This is not even to mention Terance Mann and Serge Ibaka, who can also shoot and make quick decisions off the catch. The recently recovered Ibaka might actually be a downgrade on offense from Cousins in the context of this scheme. He can make quick passes and shoot, but Cousins’ closeout attacking ability for his size always has been and has continued to be an outlier.
That being said, I think some offensive sacrifice from playing Ibaka is worth it to bolster the second unit defense. If they need an injection of offense, they can still bring in Boogie as a change-of-pace third center. Ty Lue confirmed that Zubac will continue to start even with Ibaka back. Zubac and Rondo together is certainly more than viable, but having a non-shooting big with the second unit limits some of the passing angles that arise from a five-out offense. The starting unit of Patrick Beverley, George, Kawhi, Marcus Morris, and Zubac plays a traditional NBA pick and roll-heavy offense. Zubac’s skill set works better for that.
It will also make sense for Marcus Morris to play with the second unit as little as possible. Morris works as a floor spacer in a traditional heliocentric offense that limits his creation duties to bailout isolation scorer. He is a flamethrower from the corner, hitting 54% of his looks there this year per Cleaning the Glass, and he provides stout on-ball defense. However, in situations where it would be best for him to foster ball movement with quick decisions, he sometimes stops the ball and isolates. He is certainly capable of some nice “one more” passing reads, but he does not make them as often as Batum or Mann.

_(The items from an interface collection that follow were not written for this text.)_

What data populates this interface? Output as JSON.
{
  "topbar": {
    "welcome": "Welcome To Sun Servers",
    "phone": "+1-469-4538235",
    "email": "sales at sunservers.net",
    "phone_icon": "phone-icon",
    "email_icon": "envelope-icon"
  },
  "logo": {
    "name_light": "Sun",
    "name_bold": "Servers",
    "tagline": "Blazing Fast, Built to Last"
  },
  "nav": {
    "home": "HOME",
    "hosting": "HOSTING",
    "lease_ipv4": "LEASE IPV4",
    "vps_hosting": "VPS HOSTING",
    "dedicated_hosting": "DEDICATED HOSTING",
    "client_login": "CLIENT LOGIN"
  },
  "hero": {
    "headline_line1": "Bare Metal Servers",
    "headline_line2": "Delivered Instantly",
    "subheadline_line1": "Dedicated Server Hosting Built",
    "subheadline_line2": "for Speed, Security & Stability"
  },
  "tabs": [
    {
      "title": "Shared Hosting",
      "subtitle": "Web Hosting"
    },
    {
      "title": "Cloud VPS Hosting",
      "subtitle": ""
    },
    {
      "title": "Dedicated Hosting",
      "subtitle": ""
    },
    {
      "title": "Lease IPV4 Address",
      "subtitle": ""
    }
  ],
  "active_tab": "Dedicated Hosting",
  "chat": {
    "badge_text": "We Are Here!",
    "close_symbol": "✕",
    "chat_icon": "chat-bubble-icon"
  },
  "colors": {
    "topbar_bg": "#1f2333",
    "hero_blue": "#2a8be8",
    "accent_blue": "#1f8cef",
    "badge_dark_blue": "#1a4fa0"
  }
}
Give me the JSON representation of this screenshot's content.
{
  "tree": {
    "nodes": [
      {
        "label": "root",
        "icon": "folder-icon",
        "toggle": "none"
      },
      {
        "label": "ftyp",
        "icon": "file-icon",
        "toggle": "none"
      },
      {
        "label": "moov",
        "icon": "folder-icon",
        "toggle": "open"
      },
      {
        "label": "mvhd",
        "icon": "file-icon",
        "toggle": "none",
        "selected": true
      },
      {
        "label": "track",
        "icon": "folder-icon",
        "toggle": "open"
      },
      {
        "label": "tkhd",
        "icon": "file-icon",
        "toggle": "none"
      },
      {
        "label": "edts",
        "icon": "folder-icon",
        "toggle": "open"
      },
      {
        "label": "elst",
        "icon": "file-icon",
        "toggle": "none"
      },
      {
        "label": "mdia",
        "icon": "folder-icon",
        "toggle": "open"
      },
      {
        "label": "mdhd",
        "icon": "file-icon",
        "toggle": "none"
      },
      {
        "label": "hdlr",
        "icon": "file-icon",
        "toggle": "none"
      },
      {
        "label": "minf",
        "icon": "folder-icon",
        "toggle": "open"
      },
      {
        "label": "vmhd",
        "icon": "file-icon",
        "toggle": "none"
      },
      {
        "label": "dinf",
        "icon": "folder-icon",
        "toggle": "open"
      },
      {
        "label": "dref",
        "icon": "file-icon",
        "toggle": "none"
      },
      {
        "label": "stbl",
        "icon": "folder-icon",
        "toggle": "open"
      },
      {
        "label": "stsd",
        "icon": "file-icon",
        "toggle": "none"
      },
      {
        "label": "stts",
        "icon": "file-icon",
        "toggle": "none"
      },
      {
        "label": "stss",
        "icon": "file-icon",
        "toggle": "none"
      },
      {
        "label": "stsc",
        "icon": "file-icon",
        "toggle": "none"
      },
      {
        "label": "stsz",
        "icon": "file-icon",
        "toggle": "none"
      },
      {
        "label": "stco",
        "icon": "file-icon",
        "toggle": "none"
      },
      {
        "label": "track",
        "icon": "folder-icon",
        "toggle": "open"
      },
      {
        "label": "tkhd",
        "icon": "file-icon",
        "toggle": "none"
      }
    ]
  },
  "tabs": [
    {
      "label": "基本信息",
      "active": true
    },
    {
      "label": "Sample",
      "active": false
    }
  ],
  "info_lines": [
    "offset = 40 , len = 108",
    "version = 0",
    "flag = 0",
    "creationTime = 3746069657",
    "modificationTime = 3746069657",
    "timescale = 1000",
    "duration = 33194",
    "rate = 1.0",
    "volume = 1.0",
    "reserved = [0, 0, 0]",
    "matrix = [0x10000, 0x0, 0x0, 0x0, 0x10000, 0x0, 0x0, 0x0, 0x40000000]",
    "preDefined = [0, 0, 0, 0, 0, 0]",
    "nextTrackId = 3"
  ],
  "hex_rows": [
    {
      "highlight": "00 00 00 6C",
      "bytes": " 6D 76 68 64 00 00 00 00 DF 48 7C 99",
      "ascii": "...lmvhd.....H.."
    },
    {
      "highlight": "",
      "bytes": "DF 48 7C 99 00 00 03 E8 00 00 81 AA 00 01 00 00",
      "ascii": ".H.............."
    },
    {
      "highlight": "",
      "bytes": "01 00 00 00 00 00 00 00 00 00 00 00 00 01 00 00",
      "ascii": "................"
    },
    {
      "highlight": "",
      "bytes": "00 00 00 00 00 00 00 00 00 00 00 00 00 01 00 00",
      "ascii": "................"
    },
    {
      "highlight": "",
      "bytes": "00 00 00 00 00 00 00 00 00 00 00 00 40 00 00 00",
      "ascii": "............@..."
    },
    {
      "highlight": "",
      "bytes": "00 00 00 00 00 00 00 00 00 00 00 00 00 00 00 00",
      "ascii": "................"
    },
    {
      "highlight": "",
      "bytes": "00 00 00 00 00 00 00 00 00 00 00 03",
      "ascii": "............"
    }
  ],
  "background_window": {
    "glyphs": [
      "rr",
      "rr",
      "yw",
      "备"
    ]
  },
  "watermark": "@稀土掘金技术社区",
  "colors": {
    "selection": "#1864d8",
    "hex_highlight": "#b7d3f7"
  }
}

Will this stylistic shift matter for their title chances? I do not love that question. Championship or bust is a good internal team goal, but applying that framing as a fan makes analyzing stylistic shifts overly reductive. I do not know if this style will lead them to a championship, but I feel different about this Clippers team. They have provided an answer for their lack of that universal remote player and quieted my skepticism.